• Mass Times

• Coming Events

• Sacraments

• Ministries

• Parish Staff

• Consultative Bodies

• Photo Gallery

• Virtual Tour

• History

• Contribute


• Bulletin

• In Your Midst

• Pastor's Desk


• Becoming Catholic

• Bookstore

• Faith Formation

• Funerals

• Immigrant Assistance

• Liturgy

• Mental Health

• Music

• Outreach/Advocacy

• Pastoral Care

• Weddings

• Young Adults

• Youth Ministry

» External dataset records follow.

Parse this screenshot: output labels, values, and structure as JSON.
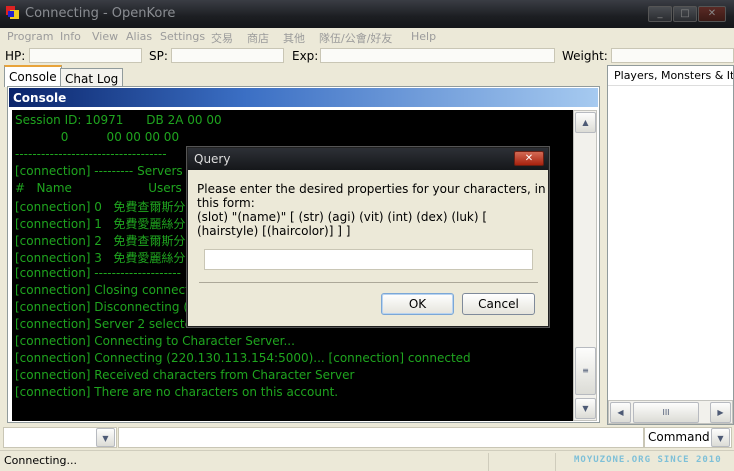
{
  "window": {
    "title": "Connecting - OpenKore",
    "buttons": [
      "minimize",
      "maximize",
      "close"
    ]
  },
  "menu": [
    "Program",
    "Info",
    "View",
    "Alias",
    "Settings",
    "交易",
    "商店",
    "其他",
    "隊伍/公會/好友",
    "Help"
  ],
  "stats": {
    "hp_label": "HP:",
    "sp_label": "SP:",
    "exp_label": "Exp:",
    "weight_label": "Weight:"
  },
  "tabs": [
    {
      "label": "Console",
      "active": true
    },
    {
      "label": "Chat Log",
      "active": false
    }
  ],
  "console": {
    "header": "Console",
    "text_color": "#1fa51f",
    "lines": [
      "Session ID: 10971      DB 2A 00 00",
      "            0          00 00 00 00",
      "-----------------------------------",
      "[connection] --------- Servers ---",
      "#   Name                    Users  IP",
      "[connection] 0   免費查爾斯分流",
      "[connection] 1   免費愛麗絲分流",
      "[connection] 2   免費查爾斯分流",
      "[connection] 3   免費愛麗絲分流",
      "[connection] --------------------",
      "[connection] Closing connection",
      "[connection] Disconnecting (22",
      "[connection] Server 2 selected",
      "[connection] Connecting to Character Server...",
      "[connection] Connecting (220.130.113.154:5000)... [connection] connected",
      "[connection] Received characters from Character Server",
      "[connection] There are no characters on this account."
    ]
  },
  "right_panel": {
    "header": "Players, Monsters & Iter"
  },
  "input_bar": {
    "command_value": "Command"
  },
  "status": {
    "text": "Connecting...",
    "watermark": "MOYUZONE.ORG SINCE 2010"
  },
  "dialog": {
    "title": "Query",
    "message": "Please enter the desired properties for your characters, in this form:\n(slot) \"(name)\" [ (str) (agi) (vit) (int) (dex) (luk) [ (hairstyle) [(haircolor)] ] ]",
    "input_value": "",
    "ok": "OK",
    "cancel": "Cancel"
  }
}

Malachi Black, "Entering Saint Patrick’s Cathedral" (2020)
Read the poem here:  https://poets.org/poem/entering-saint-patricks-cathedral
Explore more poems by Malachi Black here: http://www.malachiblack.com/
Hello there. Corinna Laughlin here with the poem of the week.
This week, I’ve chosen “Entering Saint Patrick’s Cathedral” by Malachi Black, a brand-new poem which appeared earlier this year.
Malachi Black is a young poet. Born in Boston, he now teaches at the University of San Diego, a Catholic university, and themes of faith are woven through a number of his poems.
Saint Patrick’s Cathedral is the Cathedral church of the Archdiocese of New York. Of course, it’s much more than that. In many ways, it’s an icon for the Catholic Church in the United States. It’s welcomed Popes and countless visitors—not only Catholics but people of all faiths. It’s also an icon of the Church in this country in its setting—it’s not set among fields or in the middle of a park. It’s in the heart of midtown Manhattan, surrounded by skyscrapers, cultural landmarks like Rockefeller Center, and Fifth Avenue shops like Louis Vuitton, Sak’s, Cartier, and even Victoria’s Secret. Amid the comings and goings, the buying and selling, of one of New York’s busiest streets, St. Patrick’s is a reminder of the presence and of the beauty and importance of faith amid all the other aspects of life that demand our attention.
In his poem, Malachi Black vividly captures two contrasting worlds: the world outside the Cathedral, and the world inside. He steps out of the rain, and as the door slowly closes, the sounds of the city fade and the quiet of the church takes over. The rapid movement of the city—Black mentions cars, bicycles, trucks, and taxis—gives way to stillness. The difference is stark—the door seals out the world “like a coffin lid.”
We know from the beginning that the speaker isn’t here as a tourist. He comes in respectfully, carrying his coat, dripping from the rain. He stands there and clears his throat, about to speak. But first he takes a moment to get accustomed to the atmosphere, so different from the haste of the exterior world. We get the sense that the Cathedral is filled—not with people, but with something else. The chill he feels is “dense” with “old Hail Marys,” like whispered by the people in the pews. It’s as if every prayer uttered here has left its mark, become part of the place. Above him, the stained glass windows gather “the dead and martyred” in vivid color, and before him is “the golden holy altar” and the pipes of the organ, both of which are silent now, but which are filled with potential. The altar holds “its silence like a bell,” and the organ, too, is “alive with a vibration tolling / out from the incarnate / source of holy sound.” The altar, on this quiet, rainy day, is like a bell, waiting to ring; and the organ—like those “old Hail Marys”—has left its imprint on the place, and is “alive” even when silent.
At the end of the poem, as the ceiling bends above him, “like an ear,” listening, he does not speak. In this place, so filled with presence—of those who have come before, of saints, of God—simply being present to all this is in itself prayer. The poem ends with a simple statement: “My body is my prayer.”
I am reminded of some favorite lines from Emily Dickinson on prayer: “awed beyond my errand — / I worshipped — did not ‘pray’ —“ (F525, 1863).
Although this poem is about Saint Patrick’s Cathedral in New York, I think it says something about all great cathedrals, and of course, I include our own St. James Cathedral among them! A cathedral, by its nature, stands in the heart of the city, immersed in the world, yet it invites us to glimpse the world that is yet to be, the heavenly city. When we pray here, we are never alone: we are surrounded not only by the images of saints, but by the saints themselves, and those who have gone before us—what the letter to the Hebrews calls “a great cloud of witnesses.”



Return to St. James Cathedral Parish Website

804 Ninth Avenue
Seattle, Washington  98104
Phone 206.622.3559  Fax 206.622.5303